Yes, Ireland supports the ambition of the European Commission. At this point it is working on the various scenarios that could be set out to achieve it. As mentioned in the Deputy's question, there has been talk of a higher target for 2030, but no such proposal has been brought forward at this point. The proposals for the 2021-30 period were only agreed to comparatively recently and, from an Irish perspective, we have a lot of work to do to deliver them. There is no doubt that the longer term need is to aim for climate neutrality by 2050, but it will be on a whole-of-EU basis. We need to have an evaluation of the technologies and the roadmap that will bring us there. That is the work the Commission is undertaking.

I draw the Minister's attention to the European Parliament's position that in order to reach the European Commission's proposal of climate neutrality by 2050 in a cost-effective manner, the European Union will need to increase its 2030 climate target to at least 55% compared with 1990 levels. Whereas the European Parliament took this position, we learned just before the school strike on climate change last week that all Fine Gael MEPs had voted against the relevant wording.

Will the Minister confirm that the Government will end this contradictory and regressive approach to EU climate action and support the concept of greater EU ambition for 2030 at the June Council meeting?

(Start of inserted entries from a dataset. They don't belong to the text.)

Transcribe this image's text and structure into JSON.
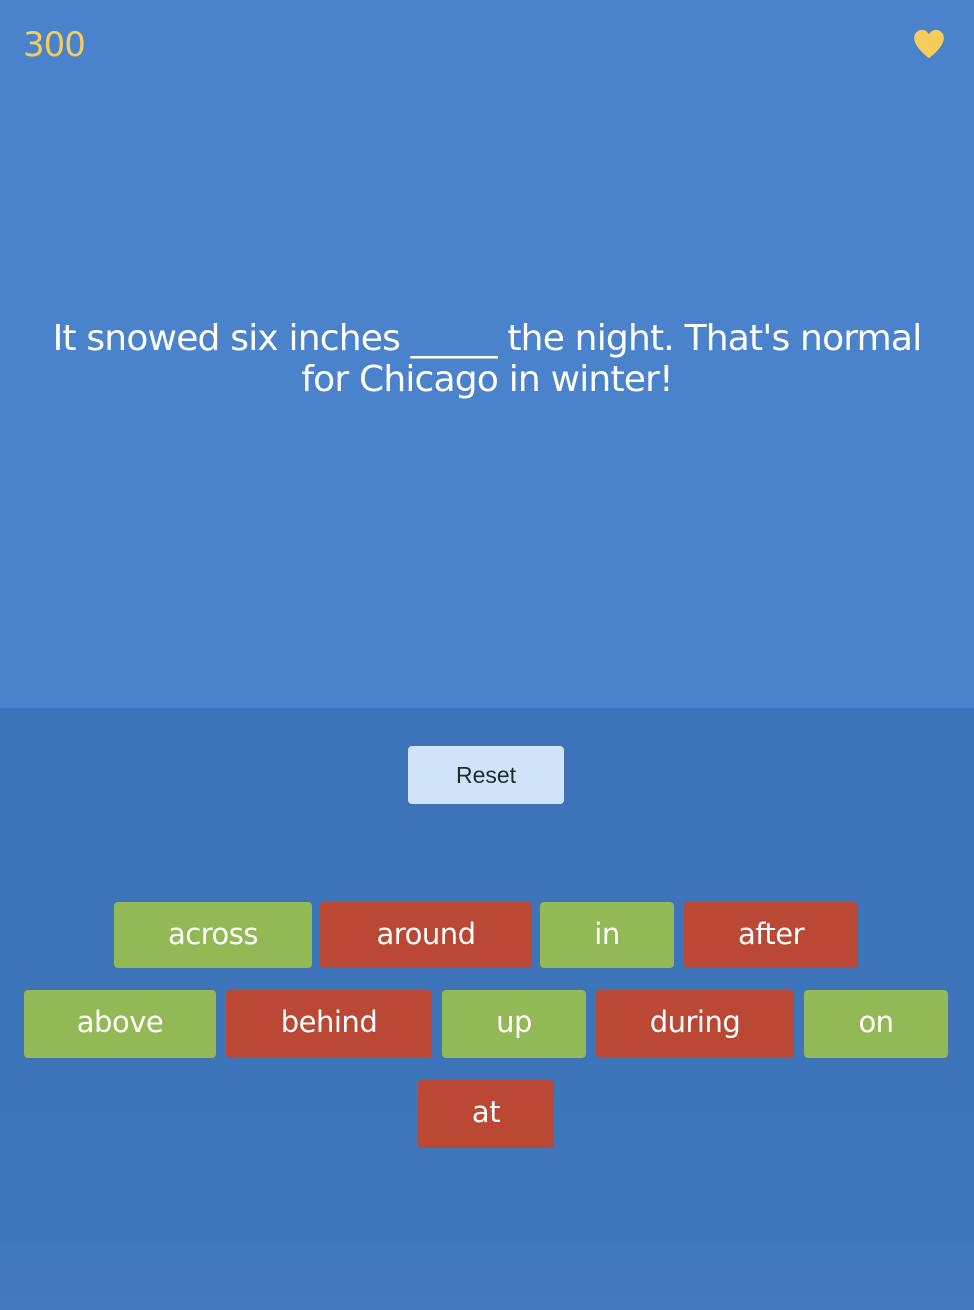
{
  "score": "300",
  "question": "It snowed six inches _____ the night. That's normal for Chicago in winter!",
  "reset_label": "Reset",
  "options": [
    "across",
    "around",
    "in",
    "after",
    "above",
    "behind",
    "up",
    "during",
    "on",
    "at"
  ],
  "colors": {
    "background_top": "#4a83cb",
    "background_bottom": "#3d73b9",
    "score": "#f5cd5b",
    "heart": "#f5cd5b",
    "reset_button": "#d1e3f6",
    "option_green": "#92b955",
    "option_red": "#bb4834"
  },
  "icons": {
    "lives": "heart-icon"
  }
}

I am not going to comment on any decision of Fine Gael Members or any other Members of the European Parliament but let it be said that no proposal has been put forward by the European Commission to change the relatively recently agreed target of 40%. From everyone's perspective, an increase in ambition of the level indicated would require quite significant changes to be made. What the European Commission is doing is exploring how we could achieve climate neutrality by 2050. It has not indicated that it intends to change the relatively recently agreed targets towards which national governments are working. Decisions on this will have to be taken when the roadmap is properly evaluated. As the Deputy will know, it took a number of years to negotiate the various member states' obligations within the previous roadmap in respect of the 40%. It is widely believed that Europe can build on its 2030 targets and still deliver a roadmap for climate neutrality by 2050.

With the House's permission, I propose to take Question No. 51, in the name of Deputy Pringle, who got delayed. Is that agreed? Agreed.

I thank the Leas-Cheann Comhairle and thank the House for its indulgence. I apologise for my absence.